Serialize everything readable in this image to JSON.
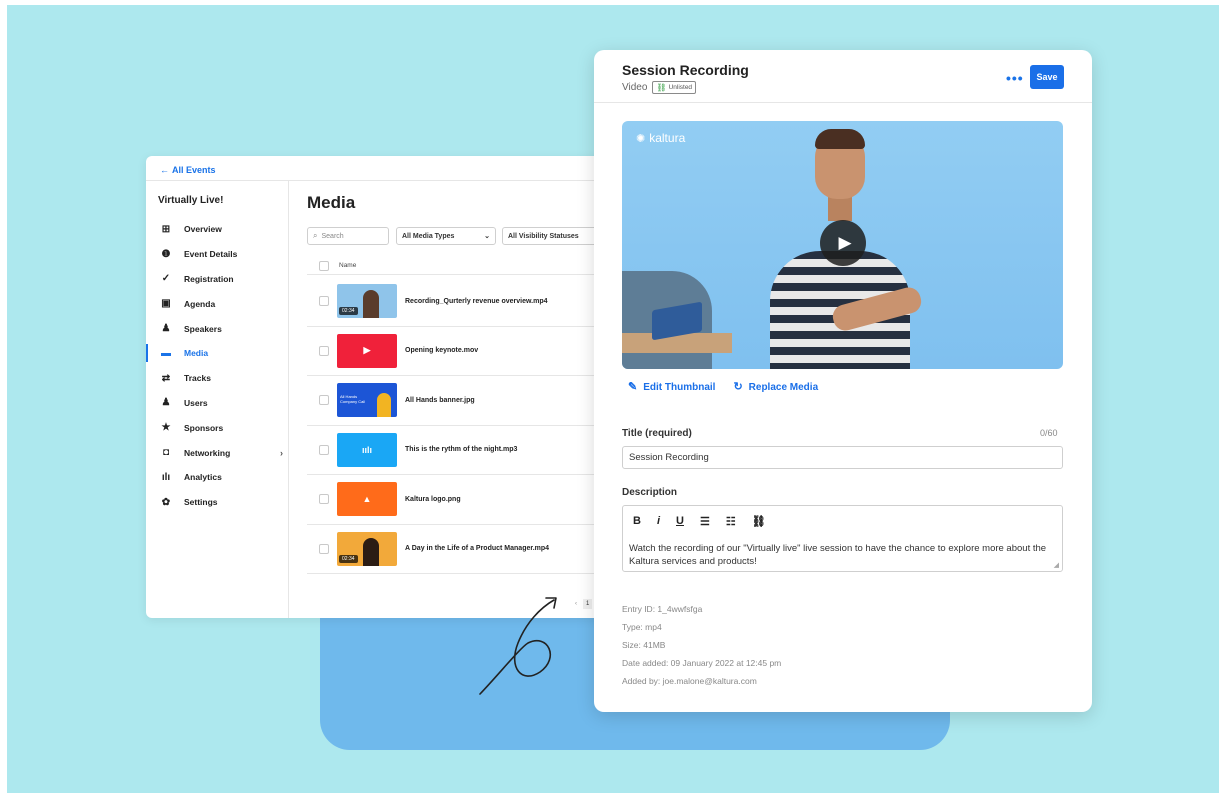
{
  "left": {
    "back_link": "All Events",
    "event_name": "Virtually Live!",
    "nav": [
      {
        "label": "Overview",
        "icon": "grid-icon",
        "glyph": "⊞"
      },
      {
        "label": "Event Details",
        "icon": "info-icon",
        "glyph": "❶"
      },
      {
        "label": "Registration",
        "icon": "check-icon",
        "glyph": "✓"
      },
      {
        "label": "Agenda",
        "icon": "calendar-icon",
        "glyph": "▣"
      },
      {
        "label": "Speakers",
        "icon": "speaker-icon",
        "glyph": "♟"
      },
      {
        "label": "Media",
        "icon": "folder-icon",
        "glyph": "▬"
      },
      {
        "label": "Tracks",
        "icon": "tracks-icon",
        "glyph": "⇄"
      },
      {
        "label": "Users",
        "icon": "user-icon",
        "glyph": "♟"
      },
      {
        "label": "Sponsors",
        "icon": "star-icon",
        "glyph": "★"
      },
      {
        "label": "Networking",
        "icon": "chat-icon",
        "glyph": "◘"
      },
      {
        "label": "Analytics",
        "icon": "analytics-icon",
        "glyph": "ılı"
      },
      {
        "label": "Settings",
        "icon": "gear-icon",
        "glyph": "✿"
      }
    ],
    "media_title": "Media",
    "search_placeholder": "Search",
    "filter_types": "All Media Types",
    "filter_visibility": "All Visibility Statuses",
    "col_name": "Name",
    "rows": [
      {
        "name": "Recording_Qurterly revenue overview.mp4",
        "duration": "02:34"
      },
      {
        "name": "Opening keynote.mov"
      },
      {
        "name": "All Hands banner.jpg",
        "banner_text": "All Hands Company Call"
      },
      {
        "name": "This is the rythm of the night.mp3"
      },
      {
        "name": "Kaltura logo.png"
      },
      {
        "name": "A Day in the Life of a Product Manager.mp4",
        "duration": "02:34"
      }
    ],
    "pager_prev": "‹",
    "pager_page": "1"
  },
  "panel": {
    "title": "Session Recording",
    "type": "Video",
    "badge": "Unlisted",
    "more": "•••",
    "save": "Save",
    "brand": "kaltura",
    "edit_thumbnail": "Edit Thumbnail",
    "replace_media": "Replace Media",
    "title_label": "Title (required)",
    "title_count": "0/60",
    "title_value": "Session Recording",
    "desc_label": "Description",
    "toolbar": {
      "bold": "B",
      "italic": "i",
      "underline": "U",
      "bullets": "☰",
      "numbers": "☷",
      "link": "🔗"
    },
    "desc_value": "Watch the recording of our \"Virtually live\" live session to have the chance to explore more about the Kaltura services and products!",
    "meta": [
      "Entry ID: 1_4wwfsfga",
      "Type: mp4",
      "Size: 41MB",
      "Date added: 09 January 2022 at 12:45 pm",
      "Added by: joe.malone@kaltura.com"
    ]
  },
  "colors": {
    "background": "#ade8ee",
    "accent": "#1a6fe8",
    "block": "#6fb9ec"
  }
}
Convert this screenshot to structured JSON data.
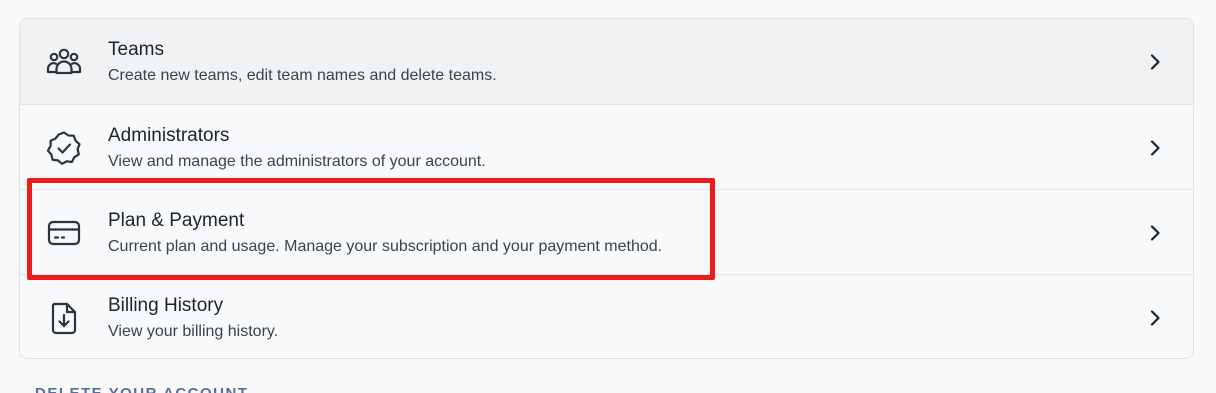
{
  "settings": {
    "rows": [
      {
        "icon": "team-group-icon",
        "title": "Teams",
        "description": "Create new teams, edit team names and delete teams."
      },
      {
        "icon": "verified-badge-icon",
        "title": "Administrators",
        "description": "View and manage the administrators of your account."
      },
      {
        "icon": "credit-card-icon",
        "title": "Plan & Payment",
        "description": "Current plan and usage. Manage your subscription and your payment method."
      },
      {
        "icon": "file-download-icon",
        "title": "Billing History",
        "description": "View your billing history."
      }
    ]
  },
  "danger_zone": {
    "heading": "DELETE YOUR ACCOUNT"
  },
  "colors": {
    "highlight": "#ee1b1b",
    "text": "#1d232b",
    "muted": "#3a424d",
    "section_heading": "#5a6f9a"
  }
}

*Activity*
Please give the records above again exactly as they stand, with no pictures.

*Completed exercise*
Serialize everything readable in this image to JSON.
{
  "left": {
    "back_link": "All Events",
    "event_name": "Virtually Live!",
    "nav": [
      {
        "label": "Overview",
        "icon": "grid-icon",
        "glyph": "⊞"
      },
      {
        "label": "Event Details",
        "icon": "info-icon",
        "glyph": "❶"
      },
      {
        "label": "Registration",
        "icon": "check-icon",
        "glyph": "✓"
      },
      {
        "label": "Agenda",
        "icon": "calendar-icon",
        "glyph": "▣"
      },
      {
        "label": "Speakers",
        "icon": "speaker-icon",
        "glyph": "♟"
      },
      {
        "label": "Media",
        "icon": "folder-icon",
        "glyph": "▬"
      },
      {
        "label": "Tracks",
        "icon": "tracks-icon",
        "glyph": "⇄"
      },
      {
        "label": "Users",
        "icon": "user-icon",
        "glyph": "♟"
      },
      {
        "label": "Sponsors",
        "icon": "star-icon",
        "glyph": "★"
      },
      {
        "label": "Networking",
        "icon": "chat-icon",
        "glyph": "◘"
      },
      {
        "label": "Analytics",
        "icon": "analytics-icon",
        "glyph": "ılı"
      },
      {
        "label": "Settings",
        "icon": "gear-icon",
        "glyph": "✿"
      }
    ],
    "media_title": "Media",
    "search_placeholder": "Search",
    "filter_types": "All Media Types",
    "filter_visibility": "All Visibility Statuses",
    "col_name": "Name",
    "rows": [
      {
        "name": "Recording_Qurterly revenue overview.mp4",
        "duration": "02:34"
      },
      {
        "name": "Opening keynote.mov"
      },
      {
        "name": "All Hands banner.jpg",
        "banner_text": "All Hands Company Call"
      },
      {
        "name": "This is the rythm of the night.mp3"
      },
      {
        "name": "Kaltura logo.png"
      },
      {
        "name": "A Day in the Life of a Product Manager.mp4",
        "duration": "02:34"
      }
    ],
    "pager_prev": "‹",
    "pager_page": "1"
  },
  "panel": {
    "title": "Session Recording",
    "type": "Video",
    "badge": "Unlisted",
    "more": "•••",
    "save": "Save",
    "brand": "kaltura",
    "edit_thumbnail": "Edit Thumbnail",
    "replace_media": "Replace Media",
    "title_label": "Title (required)",
    "title_count": "0/60",
    "title_value": "Session Recording",
    "desc_label": "Description",
    "toolbar": {
      "bold": "B",
      "italic": "i",
      "underline": "U",
      "bullets": "☰",
      "numbers": "☷",
      "link": "🔗"
    },
    "desc_value": "Watch the recording of our \"Virtually live\" live session to have the chance to explore more about the Kaltura services and products!",
    "meta": [
      "Entry ID: 1_4wwfsfga",
      "Type: mp4",
      "Size: 41MB",
      "Date added: 09 January 2022 at 12:45 pm",
      "Added by: joe.malone@kaltura.com"
    ]
  },
  "colors": {
    "background": "#ade8ee",
    "accent": "#1a6fe8",
    "block": "#6fb9ec"
  }
}
Convert this screenshot to structured JSON data.
{
  "settings": {
    "rows": [
      {
        "icon": "team-group-icon",
        "title": "Teams",
        "description": "Create new teams, edit team names and delete teams."
      },
      {
        "icon": "verified-badge-icon",
        "title": "Administrators",
        "description": "View and manage the administrators of your account."
      },
      {
        "icon": "credit-card-icon",
        "title": "Plan & Payment",
        "description": "Current plan and usage. Manage your subscription and your payment method."
      },
      {
        "icon": "file-download-icon",
        "title": "Billing History",
        "description": "View your billing history."
      }
    ]
  },
  "danger_zone": {
    "heading": "DELETE YOUR ACCOUNT"
  },
  "colors": {
    "highlight": "#ee1b1b",
    "text": "#1d232b",
    "muted": "#3a424d",
    "section_heading": "#5a6f9a"
  }
}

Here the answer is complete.